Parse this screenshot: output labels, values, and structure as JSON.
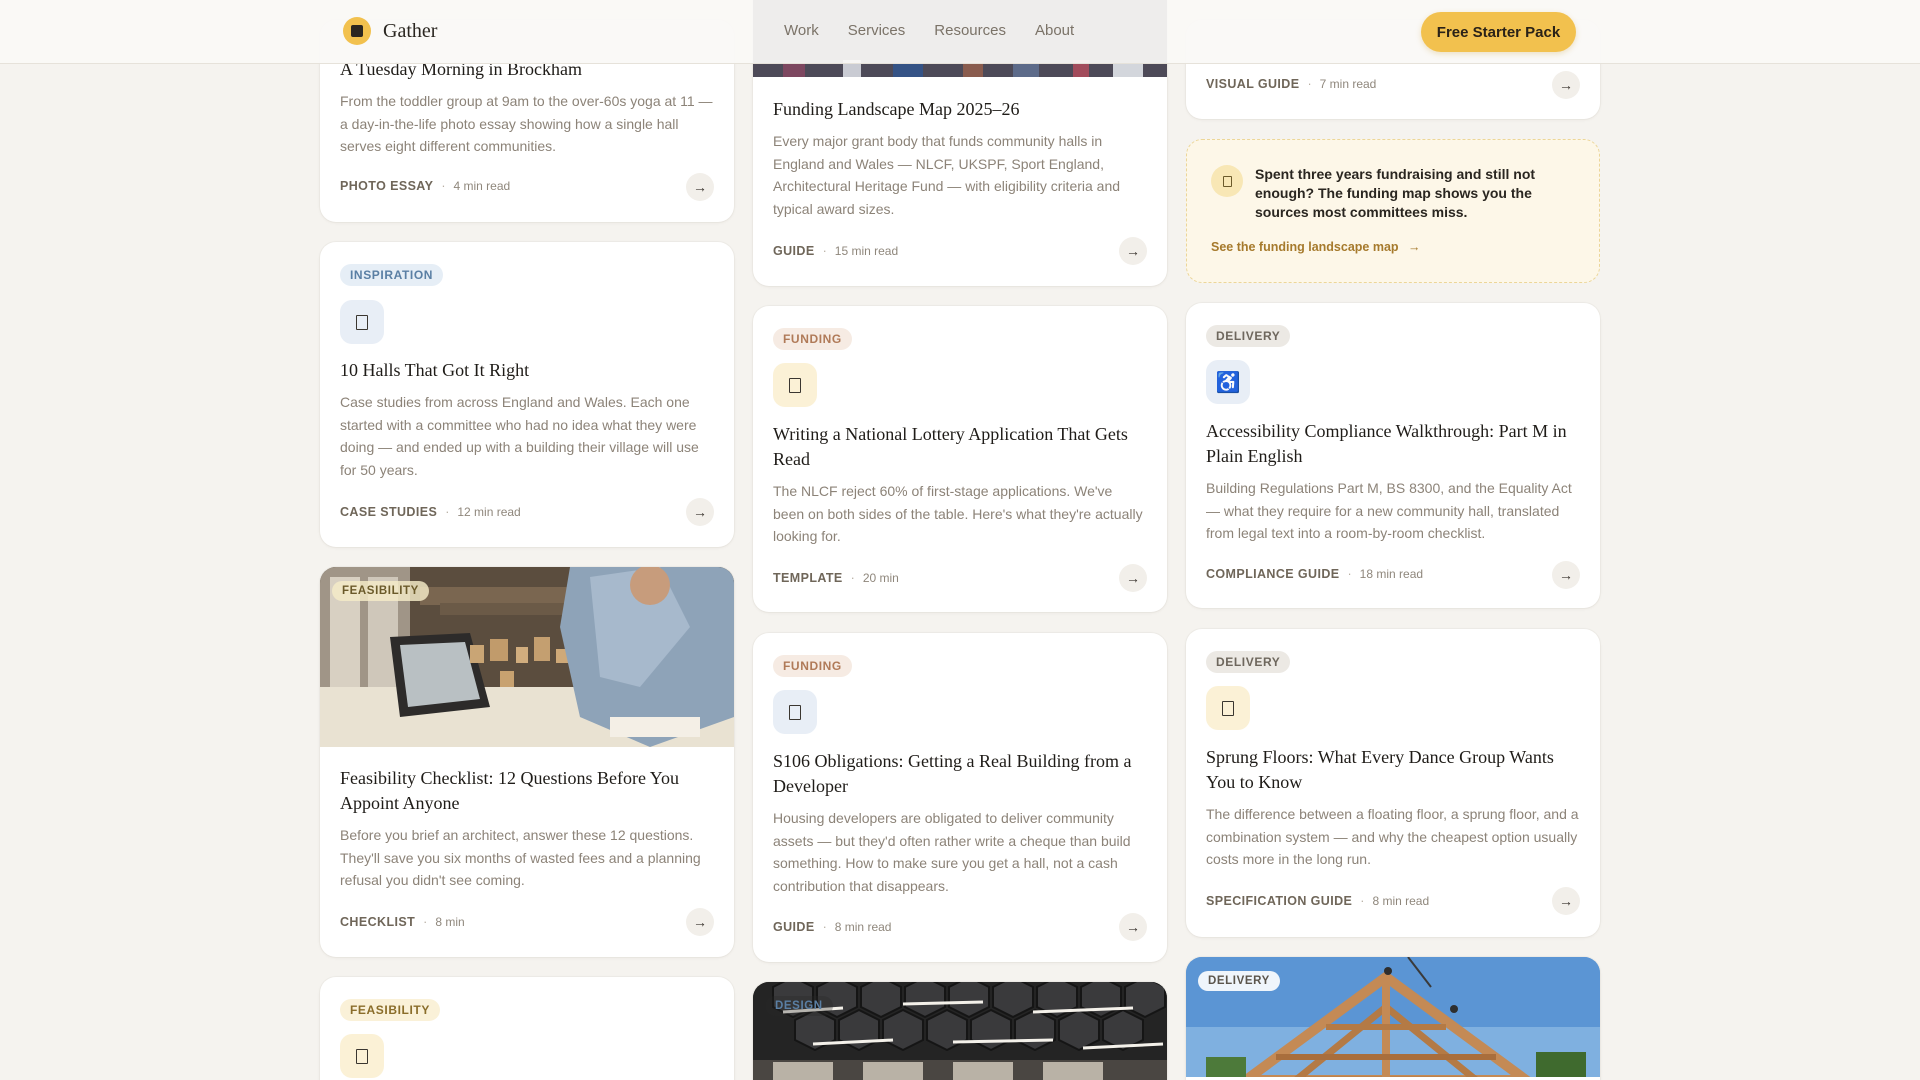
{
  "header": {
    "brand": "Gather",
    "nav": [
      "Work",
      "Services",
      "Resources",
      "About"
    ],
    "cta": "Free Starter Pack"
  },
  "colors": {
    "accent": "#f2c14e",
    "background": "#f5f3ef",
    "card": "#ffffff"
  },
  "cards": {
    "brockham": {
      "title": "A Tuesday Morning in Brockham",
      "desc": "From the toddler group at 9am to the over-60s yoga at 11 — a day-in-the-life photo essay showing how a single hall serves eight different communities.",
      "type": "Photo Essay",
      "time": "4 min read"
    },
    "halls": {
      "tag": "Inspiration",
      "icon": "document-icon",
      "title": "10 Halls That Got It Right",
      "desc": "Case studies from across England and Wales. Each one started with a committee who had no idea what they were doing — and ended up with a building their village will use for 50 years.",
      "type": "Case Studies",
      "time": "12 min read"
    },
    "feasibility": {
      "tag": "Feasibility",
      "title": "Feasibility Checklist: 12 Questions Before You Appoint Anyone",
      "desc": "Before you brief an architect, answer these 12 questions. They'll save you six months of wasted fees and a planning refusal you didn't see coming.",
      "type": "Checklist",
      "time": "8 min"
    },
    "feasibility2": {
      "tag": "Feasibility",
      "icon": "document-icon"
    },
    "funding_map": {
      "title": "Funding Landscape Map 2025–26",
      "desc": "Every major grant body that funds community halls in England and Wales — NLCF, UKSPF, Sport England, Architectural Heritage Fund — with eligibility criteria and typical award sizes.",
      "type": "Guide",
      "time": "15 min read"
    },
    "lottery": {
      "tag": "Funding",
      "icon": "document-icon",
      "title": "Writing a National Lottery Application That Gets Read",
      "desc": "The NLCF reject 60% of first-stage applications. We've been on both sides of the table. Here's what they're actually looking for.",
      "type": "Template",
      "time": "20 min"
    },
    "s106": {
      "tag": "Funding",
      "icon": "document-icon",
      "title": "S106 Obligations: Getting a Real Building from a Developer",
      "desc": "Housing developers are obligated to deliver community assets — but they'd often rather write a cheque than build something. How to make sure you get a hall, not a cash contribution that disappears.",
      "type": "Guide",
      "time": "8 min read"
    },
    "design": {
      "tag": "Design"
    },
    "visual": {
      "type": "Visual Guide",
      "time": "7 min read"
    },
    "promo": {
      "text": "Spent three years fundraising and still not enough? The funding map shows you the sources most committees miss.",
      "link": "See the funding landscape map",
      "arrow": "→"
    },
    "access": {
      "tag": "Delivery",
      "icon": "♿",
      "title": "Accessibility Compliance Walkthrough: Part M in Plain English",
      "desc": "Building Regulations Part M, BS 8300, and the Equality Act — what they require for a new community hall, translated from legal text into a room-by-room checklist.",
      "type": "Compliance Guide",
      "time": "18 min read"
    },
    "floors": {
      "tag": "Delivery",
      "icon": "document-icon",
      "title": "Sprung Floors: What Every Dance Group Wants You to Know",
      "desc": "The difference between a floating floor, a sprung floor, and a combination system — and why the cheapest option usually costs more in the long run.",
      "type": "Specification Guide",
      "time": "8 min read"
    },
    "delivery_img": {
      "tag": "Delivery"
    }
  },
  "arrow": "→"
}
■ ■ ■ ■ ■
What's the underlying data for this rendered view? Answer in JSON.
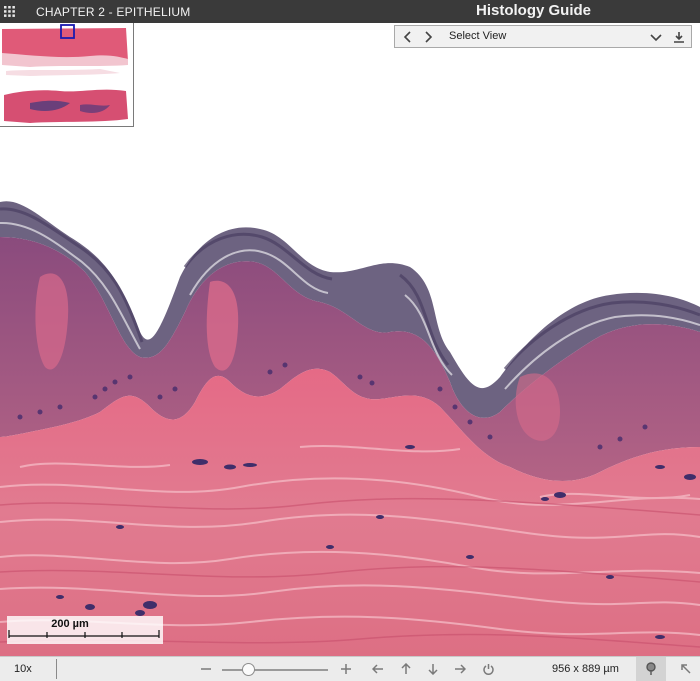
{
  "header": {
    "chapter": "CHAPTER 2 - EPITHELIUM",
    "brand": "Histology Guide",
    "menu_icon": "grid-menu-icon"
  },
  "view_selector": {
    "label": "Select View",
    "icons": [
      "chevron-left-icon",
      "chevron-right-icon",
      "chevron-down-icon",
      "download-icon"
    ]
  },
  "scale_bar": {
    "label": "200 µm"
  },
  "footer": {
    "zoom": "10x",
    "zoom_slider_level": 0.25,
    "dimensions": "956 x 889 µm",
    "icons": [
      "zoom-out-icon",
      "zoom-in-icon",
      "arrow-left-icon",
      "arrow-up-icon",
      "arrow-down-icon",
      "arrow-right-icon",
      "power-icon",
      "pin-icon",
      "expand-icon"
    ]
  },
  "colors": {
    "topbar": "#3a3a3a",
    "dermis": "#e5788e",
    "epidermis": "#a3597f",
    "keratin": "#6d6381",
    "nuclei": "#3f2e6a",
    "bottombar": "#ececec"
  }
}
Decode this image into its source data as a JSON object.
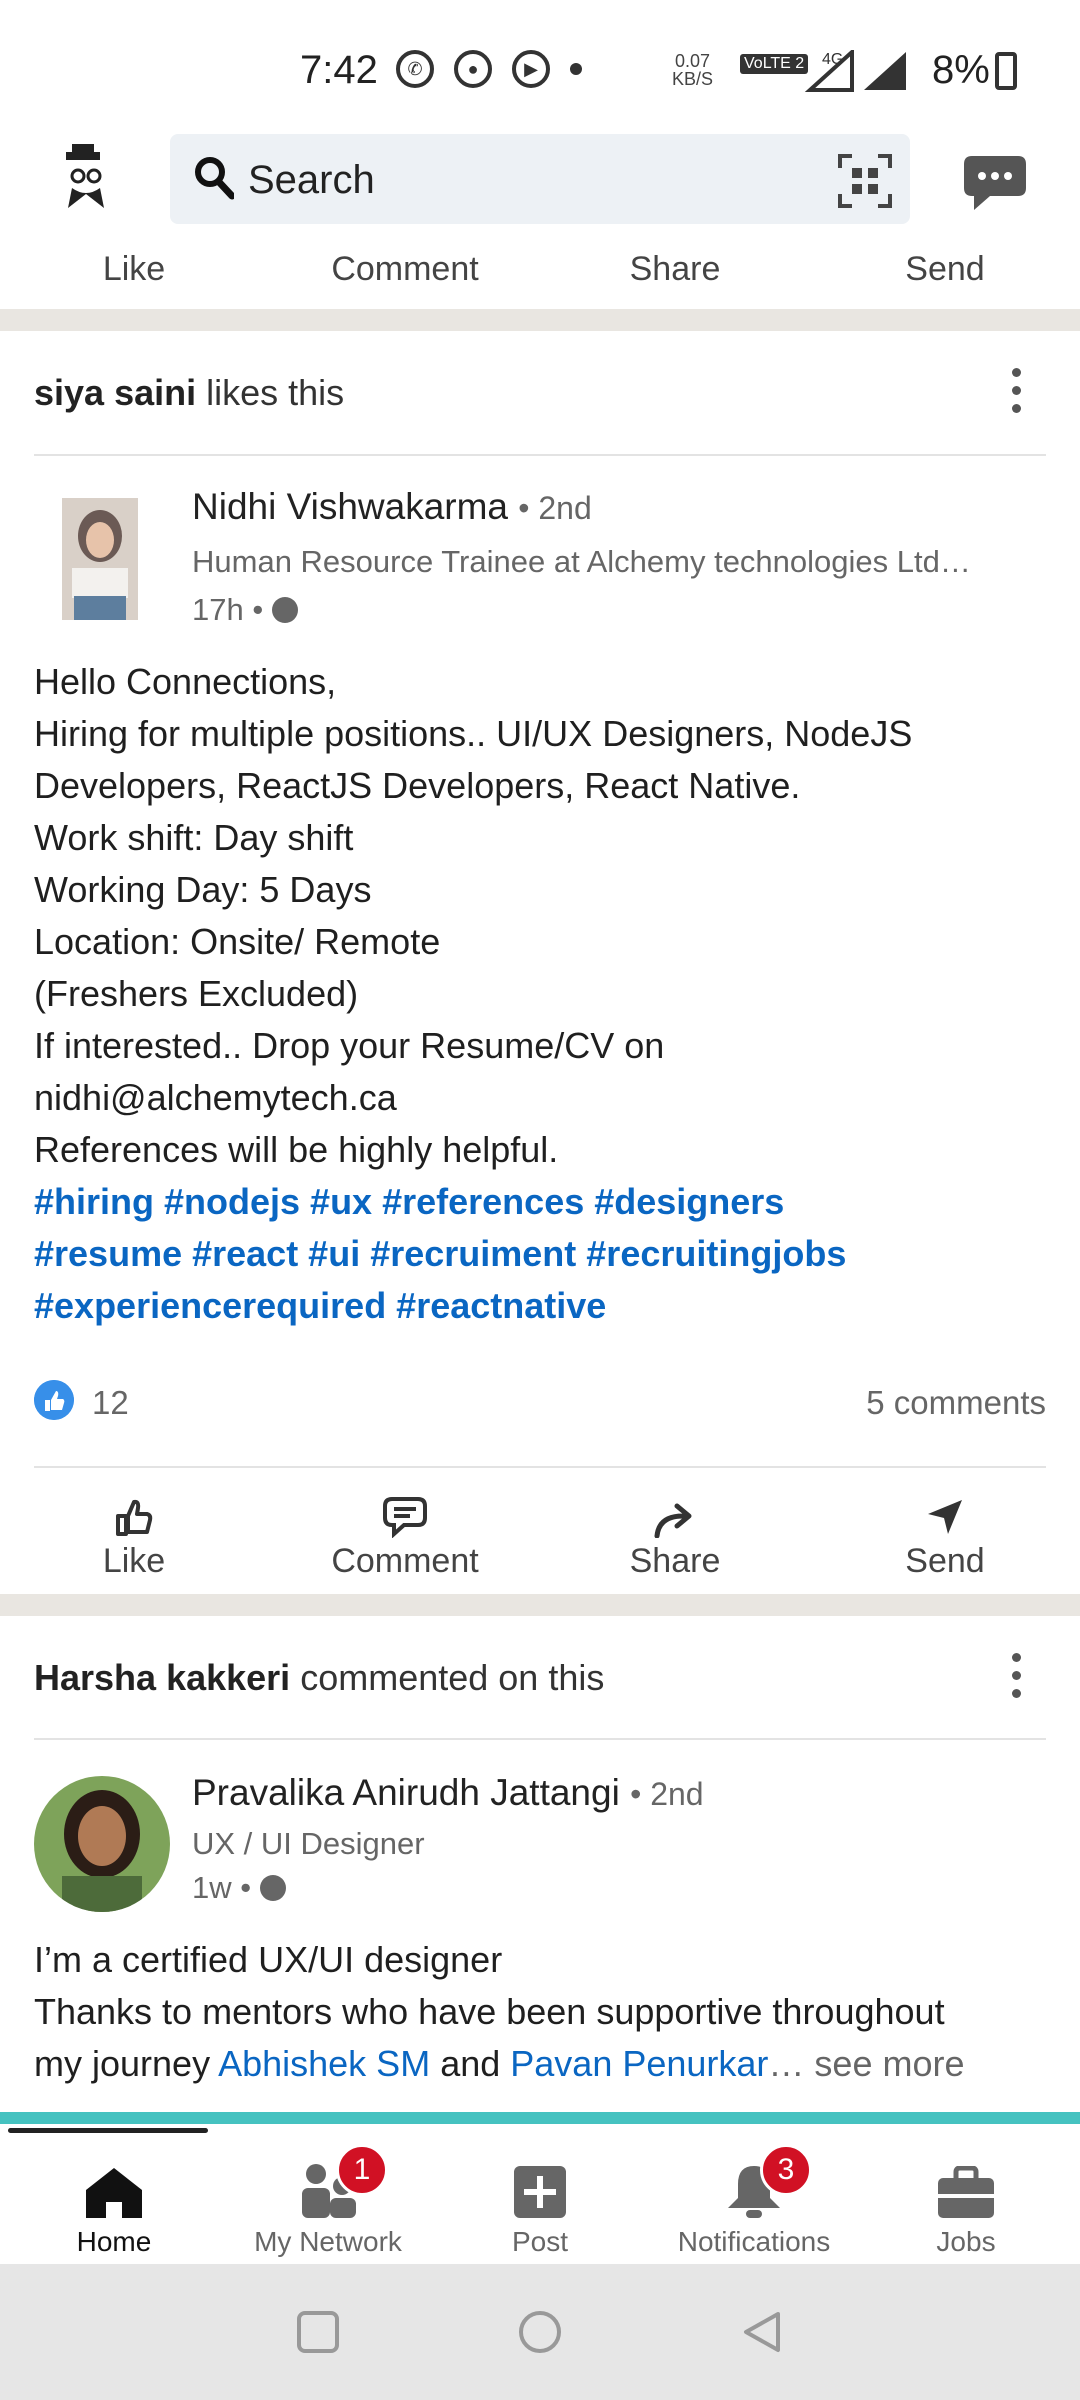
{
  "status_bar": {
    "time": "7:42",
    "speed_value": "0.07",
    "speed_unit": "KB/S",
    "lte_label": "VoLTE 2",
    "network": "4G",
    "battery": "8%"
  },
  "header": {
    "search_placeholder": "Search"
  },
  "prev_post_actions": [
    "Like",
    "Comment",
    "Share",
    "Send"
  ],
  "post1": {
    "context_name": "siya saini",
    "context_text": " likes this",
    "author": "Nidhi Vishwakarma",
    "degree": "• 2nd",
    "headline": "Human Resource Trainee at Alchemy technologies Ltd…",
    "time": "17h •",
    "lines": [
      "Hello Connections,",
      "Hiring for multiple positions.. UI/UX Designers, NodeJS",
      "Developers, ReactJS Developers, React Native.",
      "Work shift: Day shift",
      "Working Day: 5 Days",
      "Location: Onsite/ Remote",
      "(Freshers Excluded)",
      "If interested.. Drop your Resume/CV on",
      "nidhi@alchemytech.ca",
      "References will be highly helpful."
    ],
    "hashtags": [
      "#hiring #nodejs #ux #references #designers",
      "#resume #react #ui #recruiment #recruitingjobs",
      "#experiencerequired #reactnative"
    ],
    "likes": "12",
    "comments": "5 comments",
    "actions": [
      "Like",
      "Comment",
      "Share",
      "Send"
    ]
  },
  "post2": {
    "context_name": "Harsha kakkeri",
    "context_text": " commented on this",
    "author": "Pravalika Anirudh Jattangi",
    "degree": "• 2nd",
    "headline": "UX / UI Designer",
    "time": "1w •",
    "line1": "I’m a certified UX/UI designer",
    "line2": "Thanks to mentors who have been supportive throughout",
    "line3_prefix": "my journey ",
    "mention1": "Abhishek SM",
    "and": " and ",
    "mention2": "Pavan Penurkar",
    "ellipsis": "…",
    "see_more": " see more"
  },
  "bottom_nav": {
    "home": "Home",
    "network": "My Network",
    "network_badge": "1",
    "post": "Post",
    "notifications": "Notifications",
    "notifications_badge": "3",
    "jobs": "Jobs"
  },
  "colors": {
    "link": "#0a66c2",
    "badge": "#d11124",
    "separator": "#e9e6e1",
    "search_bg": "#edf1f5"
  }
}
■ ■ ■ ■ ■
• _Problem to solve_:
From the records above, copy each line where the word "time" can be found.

• _Answer to this exercise_:
      "time": "4 min read"
      "time": "12 min read"
      "time": "8 min"
      "time": "15 min read"
      "time": "20 min"
      "time": "8 min read"
      "time": "7 min read"
      "time": "18 min read"
      "time": "8 min read"
    "time": "7:42",
    "time": "17h •",
    "time": "1w •",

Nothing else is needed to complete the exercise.